On Saturday, Dana Thornhill was charged with five counts of sexual exploitation of a minor, said Sierra Vista Police Detective Thomas Ransford. The new charges “are the internet aspect of the investigation,” Ransford said.

According to state statute, an individual commits that offense when, “Recording, filming, photographing, developing or duplicating any visual depiction in which a minor is engaged in exploitive exhibition or other sexual conduct.”

The statute also includes, “Distributing, transporting, exhibiting, receiving, selling, purchasing, electronically transmitting, possessing or exchanging any visual depiction in which a minor is engaged in exploitive exhibition or other sexual conduct.”

The 49-year-old Thornhill was charged with two counts of sexual conduct with a minor and two counts of sexual assault of a minor last Thursday when he was arrested by Sierra Vista Police after a four-hour standoff at a church north of Huachuca City. Police were assisted in their investigation by U.S. Homeland Security Investigation special agents as part of an ongoing query into the sexual abuse of multiple children.

Thornhill is currently in custody at the Cochise County Jail without bond. On Friday he is scheduled to appear in Superior Court via video for a bond hearing, court records show.

Police told the Herald/Review that Thornhill was under surveillance Thursday afternoon when he fled authorities and headed to a church at the 2500 block of North Calle Segundo in Whetstone, police said. He surrendered after keeping authorities at bay for about four hours.

The Border Patrol’s Tucson Sector declined comment Tuesday concerning Thornhill.

A spokesperson at the agency however emailed this statement to the Herald/Review: “The CBP stresses honor and integrity in every aspect of our mission, and the overwhelming majority of CBP employees and officers perform their duties with honor and distinction, working tirelessly every day to keep our country safe. We take all allegations of employee misconduct seriously and strive to be as transparent as possible regarding the release of investigative information to the public.

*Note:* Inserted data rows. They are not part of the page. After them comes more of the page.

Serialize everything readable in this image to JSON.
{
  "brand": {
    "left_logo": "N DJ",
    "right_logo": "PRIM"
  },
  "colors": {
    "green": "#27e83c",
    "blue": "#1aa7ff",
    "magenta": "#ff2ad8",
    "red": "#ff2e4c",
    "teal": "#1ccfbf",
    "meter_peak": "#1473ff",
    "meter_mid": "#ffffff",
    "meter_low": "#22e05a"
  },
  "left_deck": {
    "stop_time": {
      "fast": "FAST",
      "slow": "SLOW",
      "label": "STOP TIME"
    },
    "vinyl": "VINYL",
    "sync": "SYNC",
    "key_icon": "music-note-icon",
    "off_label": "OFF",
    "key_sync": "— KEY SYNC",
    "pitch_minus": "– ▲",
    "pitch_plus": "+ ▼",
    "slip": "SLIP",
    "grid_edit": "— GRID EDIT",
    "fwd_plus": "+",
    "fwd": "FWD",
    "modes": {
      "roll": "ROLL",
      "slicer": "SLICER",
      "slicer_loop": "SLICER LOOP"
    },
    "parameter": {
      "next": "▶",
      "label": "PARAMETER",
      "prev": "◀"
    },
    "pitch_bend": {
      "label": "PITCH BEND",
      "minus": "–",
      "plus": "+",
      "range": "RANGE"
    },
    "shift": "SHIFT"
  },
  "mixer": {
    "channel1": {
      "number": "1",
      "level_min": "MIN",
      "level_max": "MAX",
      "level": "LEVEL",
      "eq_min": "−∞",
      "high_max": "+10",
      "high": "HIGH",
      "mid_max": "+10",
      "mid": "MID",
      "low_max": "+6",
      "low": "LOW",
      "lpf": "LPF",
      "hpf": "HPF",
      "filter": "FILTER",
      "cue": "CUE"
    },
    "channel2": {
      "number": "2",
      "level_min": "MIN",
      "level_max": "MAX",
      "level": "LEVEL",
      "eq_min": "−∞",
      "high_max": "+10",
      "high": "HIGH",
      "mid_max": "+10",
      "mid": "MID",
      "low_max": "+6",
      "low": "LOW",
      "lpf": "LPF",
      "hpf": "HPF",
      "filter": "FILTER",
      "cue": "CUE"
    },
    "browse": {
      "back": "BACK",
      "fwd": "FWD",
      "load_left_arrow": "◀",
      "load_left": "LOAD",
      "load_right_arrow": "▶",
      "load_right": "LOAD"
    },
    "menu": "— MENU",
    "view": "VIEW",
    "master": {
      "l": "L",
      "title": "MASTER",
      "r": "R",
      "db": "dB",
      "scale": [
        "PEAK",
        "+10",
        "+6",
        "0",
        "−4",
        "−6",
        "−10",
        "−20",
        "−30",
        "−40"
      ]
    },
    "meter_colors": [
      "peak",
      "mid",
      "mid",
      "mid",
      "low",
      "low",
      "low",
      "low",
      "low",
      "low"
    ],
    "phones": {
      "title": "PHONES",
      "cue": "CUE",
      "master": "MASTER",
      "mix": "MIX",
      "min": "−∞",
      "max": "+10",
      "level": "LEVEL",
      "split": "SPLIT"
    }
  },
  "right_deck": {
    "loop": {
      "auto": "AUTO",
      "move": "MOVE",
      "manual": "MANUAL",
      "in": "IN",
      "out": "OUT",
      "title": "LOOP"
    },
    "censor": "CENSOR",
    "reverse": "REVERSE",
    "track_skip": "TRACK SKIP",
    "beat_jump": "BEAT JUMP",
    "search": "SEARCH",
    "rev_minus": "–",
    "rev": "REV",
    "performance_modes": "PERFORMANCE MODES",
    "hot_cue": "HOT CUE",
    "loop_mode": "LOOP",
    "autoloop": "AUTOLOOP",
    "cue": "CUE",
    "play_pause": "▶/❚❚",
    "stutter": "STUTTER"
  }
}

“CBP does not tolerate corruption or abuse within our ranks, and we cooperate fully with all criminal or administrative investigations of alleged misconduct by any of our personnel, whether it occurs on or off duty.

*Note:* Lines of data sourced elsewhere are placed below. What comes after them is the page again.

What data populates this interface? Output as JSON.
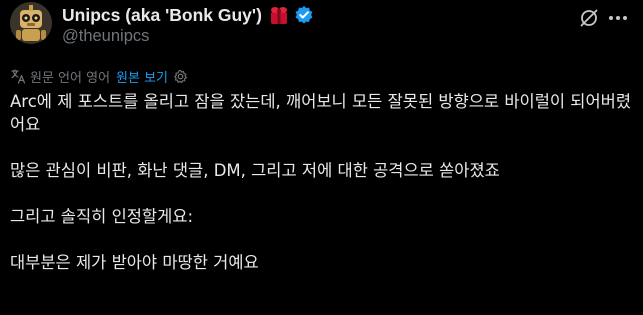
{
  "post": {
    "display_name": "Unipcs (aka 'Bonk Guy')",
    "handle": "@theunipcs",
    "translation_note": "원문 언어 영어",
    "show_original_label": "원본 보기",
    "paragraphs": [
      "Arc에 제 포스트를 올리고 잠을 잤는데, 깨어보니 모든 잘못된 방향으로 바이럴이 되어버렸어요",
      "많은 관심이 비판, 화난 댓글, DM, 그리고 저에 대한 공격으로 쏟아졌죠",
      "그리고 솔직히 인정할게요:",
      "대부분은 제가 받아야 마땅한 거예요"
    ]
  },
  "icons": {
    "avatar": "robot-dog-avatar",
    "name_emoji": "red-gift-bow-icon",
    "verified": "verified-badge-icon",
    "grok": "grok-icon",
    "more": "more-options-icon",
    "translate": "translate-icon",
    "settings": "settings-gear-icon"
  },
  "colors": {
    "background": "#000000",
    "text": "#e7e9ea",
    "secondary": "#71767b",
    "accent": "#1d9bf0",
    "emoji_red": "#c8102e"
  }
}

“CBP’s Office of Professional Responsibility is cooperating with the investigation into the alleged unlawful conduct and further inquiries should be directed to the Sierra Vista Police Department.”

Thornhill is known as one of the founders of Dawn to Dust, a popular mountain biking club in the area. A member of the group told the herald/Review Tuesday he had not been active with them for more than a decade.

“We have not seen him since he joined the Border Patrol,” said Shane Stillwell.


Coronavirus
centerpiece
Work family shows love - Another birthday from a rolled down window!

Well it happened again this week due to the intrusion of COVID-19. Another birthday parade took place in Sierra Vista. This time the fortunate subject was Pamela Jordan.

Jordan retired in June from General Myer Elementary School on Fort Huachuca after 20 years. On Monday, she said, “A former coworker was going to swing by and leave something for me.” So Jordan waited for the car horn to honk before she went outside.

After hearing the beep, Jordan then walked outside to a cacophony of horns and a line of approximately 15 vehicles lined up on her street, many of which sporting “Happy Birthday” signs.

Fellow school coworker Jan Andreini-Camps said, “We decided to celebrate the amazing woman she is by organizing a birthday parade near her home.”

Due to health issues, Jordan hasn’t been able to visit friends or family during the pandemic.

Andreini-Camps mentioned that her friends and family of choice, who are previous coworkers from the school, were all too eager to show Pam how much everyone loves her.

Jordan feels the same way about her General Myer family as well.


Matt Delcomyn of Seattle, visiting with Will Luethje outside his shop.